[[ Data to process open ]]

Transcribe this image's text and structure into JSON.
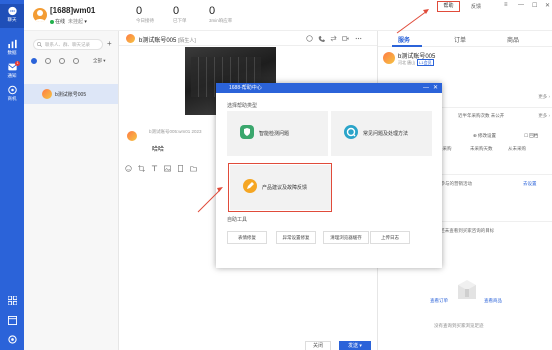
{
  "rail": {
    "items": [
      {
        "label": "聊天",
        "icon": "chat-icon"
      },
      {
        "label": "数据",
        "icon": "data-icon"
      },
      {
        "label": "通知",
        "icon": "bell-icon",
        "badge": "1"
      },
      {
        "label": "商机",
        "icon": "opportunity-icon"
      }
    ],
    "bottom_icons": [
      "apps-grid-icon",
      "window-icon",
      "settings-icon"
    ]
  },
  "header": {
    "account_name": "[1688]wm01",
    "status": "在线",
    "status_extra": "未挂起",
    "stats": [
      {
        "value": "0",
        "caption": "今日接待"
      },
      {
        "value": "0",
        "caption": "已下单"
      },
      {
        "value": "0",
        "caption": "3min响应率"
      }
    ],
    "help_label": "帮助",
    "settings_label": "反馈"
  },
  "contacts": {
    "search_placeholder": "联系人、群、聊天记录",
    "add_label": "+",
    "filter_all": "全部",
    "items": [
      {
        "name": "b测试账号005"
      }
    ]
  },
  "chat": {
    "contact_name": "b测试账号005",
    "contact_tag": "[陌生人]",
    "message_meta": "b测试账号005:wm01 2023",
    "message_text": "哈哈",
    "close_label": "关闭",
    "send_label": "发送"
  },
  "right_panel": {
    "tabs": [
      "服务",
      "订单",
      "商品"
    ],
    "name": "b测试账号005",
    "sub": "河北 唐山",
    "member_tag": "L1会员",
    "more": "更多",
    "line1": "近半年采购次数 未公开",
    "more2": "更多",
    "tag_manage": "⊕ 修改设置",
    "tag_edit": "☐ 回档",
    "line2a": "未采购",
    "line2b": "未采购天数",
    "line2c": "从未采购",
    "line3": "可参与的营销活动",
    "line3_link": "去设置",
    "line4": "ⓘ 你还未查看到买家咨询的目标",
    "link_orders": "查看订单",
    "link_goods": "查看商品",
    "empty_text": "没有查询到买家浏览足迹"
  },
  "dialog": {
    "title": "1688-帮助中心",
    "subtitle": "选择帮助类型",
    "cards": [
      {
        "label": "智能检测问题",
        "color": "#3aa76d",
        "icon": "shield-icon"
      },
      {
        "label": "常见问题及处理方法",
        "color": "#2aa4c9",
        "icon": "question-icon"
      },
      {
        "label": "产品建议及故障反馈",
        "color": "#f5a623",
        "icon": "pencil-icon"
      }
    ],
    "tools_label": "自助工具",
    "tools": [
      "表情修复",
      "异常设置修复",
      "清理浏览器缓存",
      "上传日志"
    ]
  },
  "colors": {
    "accent": "#2b63d9",
    "highlight": "#e04b3a"
  }
}
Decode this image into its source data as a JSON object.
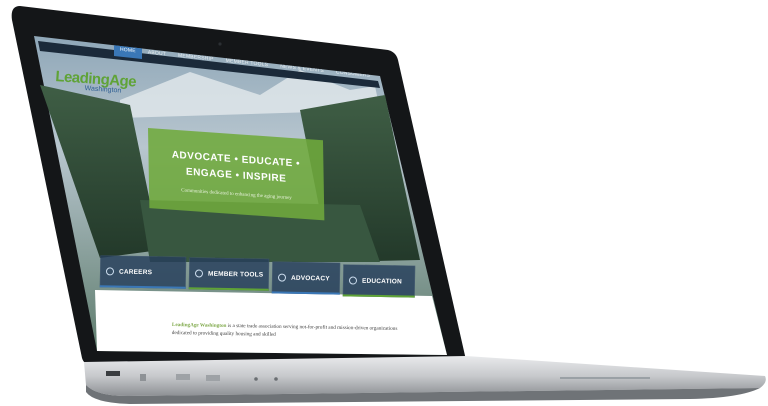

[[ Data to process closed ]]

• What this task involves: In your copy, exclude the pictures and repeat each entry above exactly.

• Reply to the task:
Transcribe this image's text and structure into JSON.
{
  "rail": {
    "items": [
      {
        "label": "聊天",
        "icon": "chat-icon"
      },
      {
        "label": "数据",
        "icon": "data-icon"
      },
      {
        "label": "通知",
        "icon": "bell-icon",
        "badge": "1"
      },
      {
        "label": "商机",
        "icon": "opportunity-icon"
      }
    ],
    "bottom_icons": [
      "apps-grid-icon",
      "window-icon",
      "settings-icon"
    ]
  },
  "header": {
    "account_name": "[1688]wm01",
    "status": "在线",
    "status_extra": "未挂起",
    "stats": [
      {
        "value": "0",
        "caption": "今日接待"
      },
      {
        "value": "0",
        "caption": "已下单"
      },
      {
        "value": "0",
        "caption": "3min响应率"
      }
    ],
    "help_label": "帮助",
    "settings_label": "反馈"
  },
  "contacts": {
    "search_placeholder": "联系人、群、聊天记录",
    "add_label": "+",
    "filter_all": "全部",
    "items": [
      {
        "name": "b测试账号005"
      }
    ]
  },
  "chat": {
    "contact_name": "b测试账号005",
    "contact_tag": "[陌生人]",
    "message_meta": "b测试账号005:wm01 2023",
    "message_text": "哈哈",
    "close_label": "关闭",
    "send_label": "发送"
  },
  "right_panel": {
    "tabs": [
      "服务",
      "订单",
      "商品"
    ],
    "name": "b测试账号005",
    "sub": "河北 唐山",
    "member_tag": "L1会员",
    "more": "更多",
    "line1": "近半年采购次数 未公开",
    "more2": "更多",
    "tag_manage": "⊕ 修改设置",
    "tag_edit": "☐ 回档",
    "line2a": "未采购",
    "line2b": "未采购天数",
    "line2c": "从未采购",
    "line3": "可参与的营销活动",
    "line3_link": "去设置",
    "line4": "ⓘ 你还未查看到买家咨询的目标",
    "link_orders": "查看订单",
    "link_goods": "查看商品",
    "empty_text": "没有查询到买家浏览足迹"
  },
  "dialog": {
    "title": "1688-帮助中心",
    "subtitle": "选择帮助类型",
    "cards": [
      {
        "label": "智能检测问题",
        "color": "#3aa76d",
        "icon": "shield-icon"
      },
      {
        "label": "常见问题及处理方法",
        "color": "#2aa4c9",
        "icon": "question-icon"
      },
      {
        "label": "产品建议及故障反馈",
        "color": "#f5a623",
        "icon": "pencil-icon"
      }
    ],
    "tools_label": "自助工具",
    "tools": [
      "表情修复",
      "异常设置修复",
      "清理浏览器缓存",
      "上传日志"
    ]
  },
  "colors": {
    "accent": "#2b63d9",
    "highlight": "#e04b3a"
  }
}
Decode this image into its source data as a JSON object.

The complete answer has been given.